The Immigration Judge may render an oral decision at the conclusion of the merits hearing. Or the judge may take some time to consider the matter and issue an oral or written decision later.
If the judge issues a decision orally, the court will provide the parties with a signed summary order. If the judge issues a written decision, it will be mailed to the immigrant or, if applicable, the immigrant's attorney.
The decision of the immigration judge is final unless either party appeals it to the Board of Immigration Appeals within 30 days.6
If the judge allows the immigrant to stay in the country, the immigrant will receive “post-order” instructions from the Department of Homeland Security.
These instructions describe the steps the immigrant should take to obtain documentation of his or her immigration status.
Be aware, however, that DHS has 30 days to appeal the decision to the Board of Immigration Appeals. The DHS may waive its right to appeal. But until it does – or until the deadline passes without an appeal being filed -- the matter is not final.
An immigrant has the the right to appeal an immigration judge's decision to the Board of Immigration Appeals (BIA). At the end of the merits hearing, the judge will ask if the immigrant wishes to do so.
If the immigrant does not want to appeal the government can begin the deportation process immediately.
Otherwise, the immigrant has 30 days to send a Notice of Appeal to the BIA. If the immigrant misses this deadline, he or she will be deported.
By law, ICE has 90 days to deport someone after a final deportation order.
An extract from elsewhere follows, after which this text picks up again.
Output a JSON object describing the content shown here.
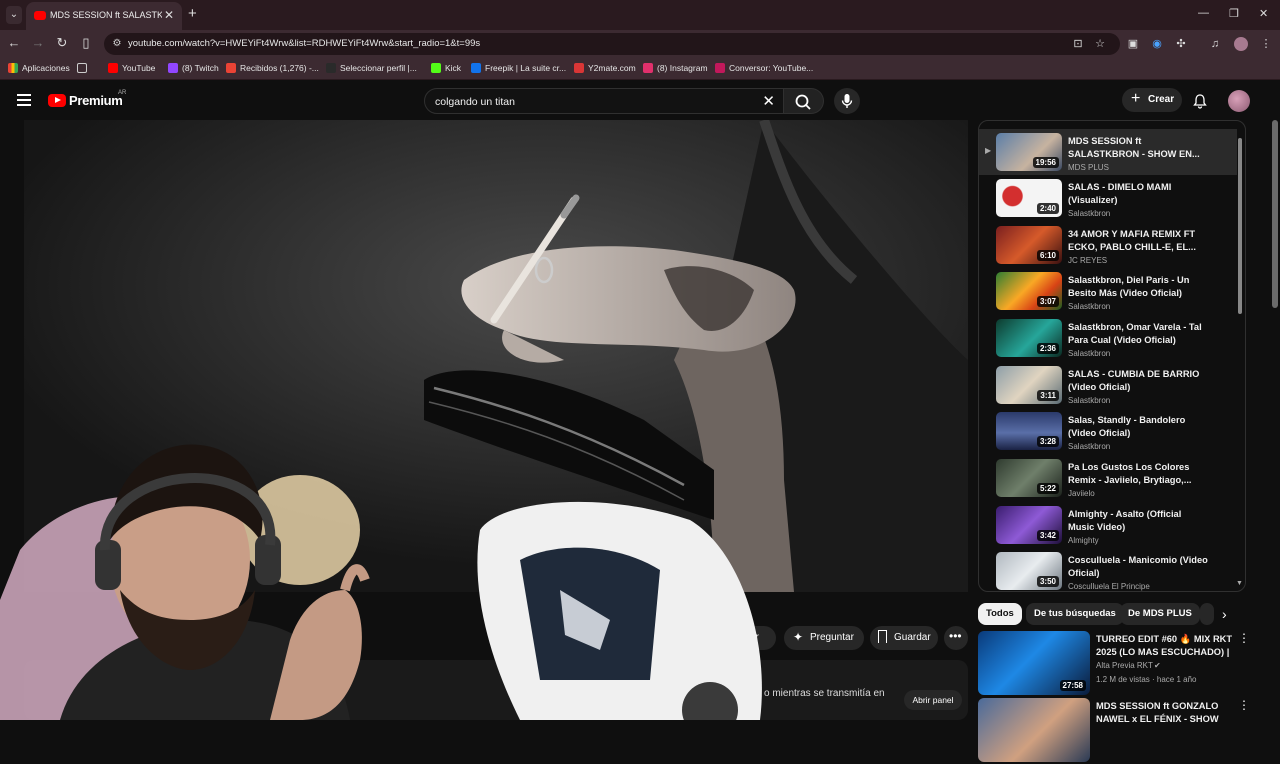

But the actual time depends on how difficult it is to obtain travel documents and whether the immigrant's home country is willing to take the immigrant back.
As a practical matter, this can take anywhere from several days to several months.
If it takes longer than six months, the alien is entitled to a bond hearing. The Supreme Court has held that non-citizens cannot remain detained indefinitely if there is no realistic chance they will be deported (for instance, because the alien's home country will not take them).7
Such aliens may be let out on supervised release (similar to parole).
As noted above, either party may appeal the immigration judge's decision to the Board of Immigration Appeals (“BIA).8 The appeal must be requested within 30 days of the date of the immigration judge's decision.
Decisions of the BIA, in turn, can be appealed to a federal appellate court.
Need help with the immigration court process? Call us...
If you or someone you know has been arrested by ICE, we invite you to contact us for a free consultation.
Our California immigration lawyers represent clients throughout the state who are facing deportation or inadmissibility.
We can also defend you if you have been accused of a crime that carries immigration consequences.
Call us at (855) LAWFIRM or fill out the form on this page to speak to a knowledge lawyer.
And if you were arrested or are in detention in Nevada, we have Nevada immigration lawyers who can help.
- Immigration and Nationality Act (INA) § 235(b)(1); 8 CFR § 1235.3 (b)(2)(ii).
- Executive Order 13767.
- 8 USC § 1229 and § 1229a; 8 CFR § 1239.1; Hamazaspyan v. Holder, 590 F.3d 744 (9th Cir. 2009).
- Information taken from the Transactional Records Access Clearinghouse (TRAC), a data gathering, data research and data distribution organization at Syracuse University.
- 8 CFR § 1292.1.
- 8 CFR § 1003.1(b).
- Zadvydas v. Davis, 533 U.S. 678 (2001).
- 8 C.F.R. § 1003.1.